[Start of Attachment]

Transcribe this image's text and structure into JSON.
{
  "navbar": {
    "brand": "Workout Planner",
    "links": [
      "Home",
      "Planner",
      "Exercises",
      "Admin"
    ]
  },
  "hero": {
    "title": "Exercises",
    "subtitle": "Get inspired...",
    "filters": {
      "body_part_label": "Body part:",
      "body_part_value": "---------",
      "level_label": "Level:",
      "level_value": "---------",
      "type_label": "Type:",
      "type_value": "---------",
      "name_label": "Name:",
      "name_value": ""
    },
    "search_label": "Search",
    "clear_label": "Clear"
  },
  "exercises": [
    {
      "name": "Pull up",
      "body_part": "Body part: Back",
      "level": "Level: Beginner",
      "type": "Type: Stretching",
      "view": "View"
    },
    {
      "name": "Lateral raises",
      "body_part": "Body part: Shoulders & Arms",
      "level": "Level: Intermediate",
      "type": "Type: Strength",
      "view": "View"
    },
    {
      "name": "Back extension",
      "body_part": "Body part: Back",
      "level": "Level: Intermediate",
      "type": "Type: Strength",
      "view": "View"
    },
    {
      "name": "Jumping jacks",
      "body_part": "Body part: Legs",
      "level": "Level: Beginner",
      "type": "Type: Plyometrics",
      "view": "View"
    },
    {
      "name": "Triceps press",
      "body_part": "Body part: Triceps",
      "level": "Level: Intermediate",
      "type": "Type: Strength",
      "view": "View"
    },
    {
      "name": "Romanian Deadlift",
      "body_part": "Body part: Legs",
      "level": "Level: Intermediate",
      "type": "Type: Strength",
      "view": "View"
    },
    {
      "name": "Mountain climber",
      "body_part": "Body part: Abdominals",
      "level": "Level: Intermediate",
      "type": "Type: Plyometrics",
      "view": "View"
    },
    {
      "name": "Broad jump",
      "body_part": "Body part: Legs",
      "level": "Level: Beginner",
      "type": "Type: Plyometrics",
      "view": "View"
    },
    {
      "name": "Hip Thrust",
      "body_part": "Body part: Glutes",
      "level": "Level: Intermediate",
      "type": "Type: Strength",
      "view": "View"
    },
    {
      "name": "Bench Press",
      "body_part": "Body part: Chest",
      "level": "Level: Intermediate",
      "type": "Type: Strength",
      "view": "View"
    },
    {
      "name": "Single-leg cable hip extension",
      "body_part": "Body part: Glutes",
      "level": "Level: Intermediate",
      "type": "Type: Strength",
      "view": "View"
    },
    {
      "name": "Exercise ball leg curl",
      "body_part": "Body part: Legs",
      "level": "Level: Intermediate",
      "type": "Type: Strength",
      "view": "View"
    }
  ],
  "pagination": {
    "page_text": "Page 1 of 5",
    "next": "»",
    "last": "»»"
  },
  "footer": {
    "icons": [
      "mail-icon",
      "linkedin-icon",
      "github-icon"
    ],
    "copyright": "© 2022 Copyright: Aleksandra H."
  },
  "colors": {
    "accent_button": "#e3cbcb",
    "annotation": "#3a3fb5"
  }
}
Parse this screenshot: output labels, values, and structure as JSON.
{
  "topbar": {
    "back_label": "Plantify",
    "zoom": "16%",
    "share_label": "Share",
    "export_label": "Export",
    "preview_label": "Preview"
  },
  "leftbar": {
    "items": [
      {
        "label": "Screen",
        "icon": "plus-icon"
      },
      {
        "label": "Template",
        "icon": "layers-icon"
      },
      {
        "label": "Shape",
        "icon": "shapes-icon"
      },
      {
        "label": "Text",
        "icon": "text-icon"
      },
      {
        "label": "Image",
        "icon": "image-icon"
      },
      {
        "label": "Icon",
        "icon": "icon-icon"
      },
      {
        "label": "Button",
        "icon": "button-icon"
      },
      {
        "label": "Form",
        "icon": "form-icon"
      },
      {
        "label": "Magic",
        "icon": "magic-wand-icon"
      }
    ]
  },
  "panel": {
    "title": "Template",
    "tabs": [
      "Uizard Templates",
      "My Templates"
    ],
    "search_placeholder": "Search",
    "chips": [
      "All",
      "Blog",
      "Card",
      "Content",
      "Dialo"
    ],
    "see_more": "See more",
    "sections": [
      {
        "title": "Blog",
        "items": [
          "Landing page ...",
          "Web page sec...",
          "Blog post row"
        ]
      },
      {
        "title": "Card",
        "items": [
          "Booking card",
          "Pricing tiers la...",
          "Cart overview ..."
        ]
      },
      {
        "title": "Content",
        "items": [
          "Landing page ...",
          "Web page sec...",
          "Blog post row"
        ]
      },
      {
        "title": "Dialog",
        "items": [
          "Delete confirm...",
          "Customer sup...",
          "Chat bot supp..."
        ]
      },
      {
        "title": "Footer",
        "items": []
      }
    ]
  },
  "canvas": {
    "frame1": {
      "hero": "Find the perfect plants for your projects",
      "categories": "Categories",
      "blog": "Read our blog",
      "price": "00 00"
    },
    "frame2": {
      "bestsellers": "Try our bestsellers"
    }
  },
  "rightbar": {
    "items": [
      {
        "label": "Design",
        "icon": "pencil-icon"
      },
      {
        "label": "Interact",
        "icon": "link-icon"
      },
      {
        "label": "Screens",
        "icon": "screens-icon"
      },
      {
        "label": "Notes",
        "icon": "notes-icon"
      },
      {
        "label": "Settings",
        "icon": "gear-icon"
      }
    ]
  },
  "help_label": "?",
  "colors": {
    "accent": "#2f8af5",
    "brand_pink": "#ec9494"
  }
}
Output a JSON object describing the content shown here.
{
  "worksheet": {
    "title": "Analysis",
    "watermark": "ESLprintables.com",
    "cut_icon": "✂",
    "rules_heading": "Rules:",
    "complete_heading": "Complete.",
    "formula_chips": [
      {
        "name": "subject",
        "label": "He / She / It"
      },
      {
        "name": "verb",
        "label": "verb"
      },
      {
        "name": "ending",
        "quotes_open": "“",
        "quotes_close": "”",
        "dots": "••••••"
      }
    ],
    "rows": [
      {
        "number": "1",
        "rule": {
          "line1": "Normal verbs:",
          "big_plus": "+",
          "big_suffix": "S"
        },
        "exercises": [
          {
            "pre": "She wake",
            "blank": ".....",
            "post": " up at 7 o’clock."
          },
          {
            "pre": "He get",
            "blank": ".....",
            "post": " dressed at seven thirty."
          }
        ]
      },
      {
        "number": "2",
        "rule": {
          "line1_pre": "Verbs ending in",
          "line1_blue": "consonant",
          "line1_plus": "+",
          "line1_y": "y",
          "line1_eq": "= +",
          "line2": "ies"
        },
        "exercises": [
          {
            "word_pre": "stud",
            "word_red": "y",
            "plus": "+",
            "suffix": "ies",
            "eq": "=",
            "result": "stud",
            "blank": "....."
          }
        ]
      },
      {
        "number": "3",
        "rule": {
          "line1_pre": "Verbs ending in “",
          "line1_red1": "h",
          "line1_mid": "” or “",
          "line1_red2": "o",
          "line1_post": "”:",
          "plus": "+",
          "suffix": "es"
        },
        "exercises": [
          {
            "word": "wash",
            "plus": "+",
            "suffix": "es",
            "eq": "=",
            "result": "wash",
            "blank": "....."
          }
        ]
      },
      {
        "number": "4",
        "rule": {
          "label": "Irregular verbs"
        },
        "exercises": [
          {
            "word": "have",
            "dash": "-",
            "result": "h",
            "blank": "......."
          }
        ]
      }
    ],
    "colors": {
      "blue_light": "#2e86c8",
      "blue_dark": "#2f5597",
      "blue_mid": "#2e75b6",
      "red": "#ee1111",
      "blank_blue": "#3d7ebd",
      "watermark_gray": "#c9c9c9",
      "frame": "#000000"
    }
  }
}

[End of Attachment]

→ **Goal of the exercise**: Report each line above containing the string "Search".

→ **Your solution**:
    "search_label": "Search",
    "search_placeholder": "Search",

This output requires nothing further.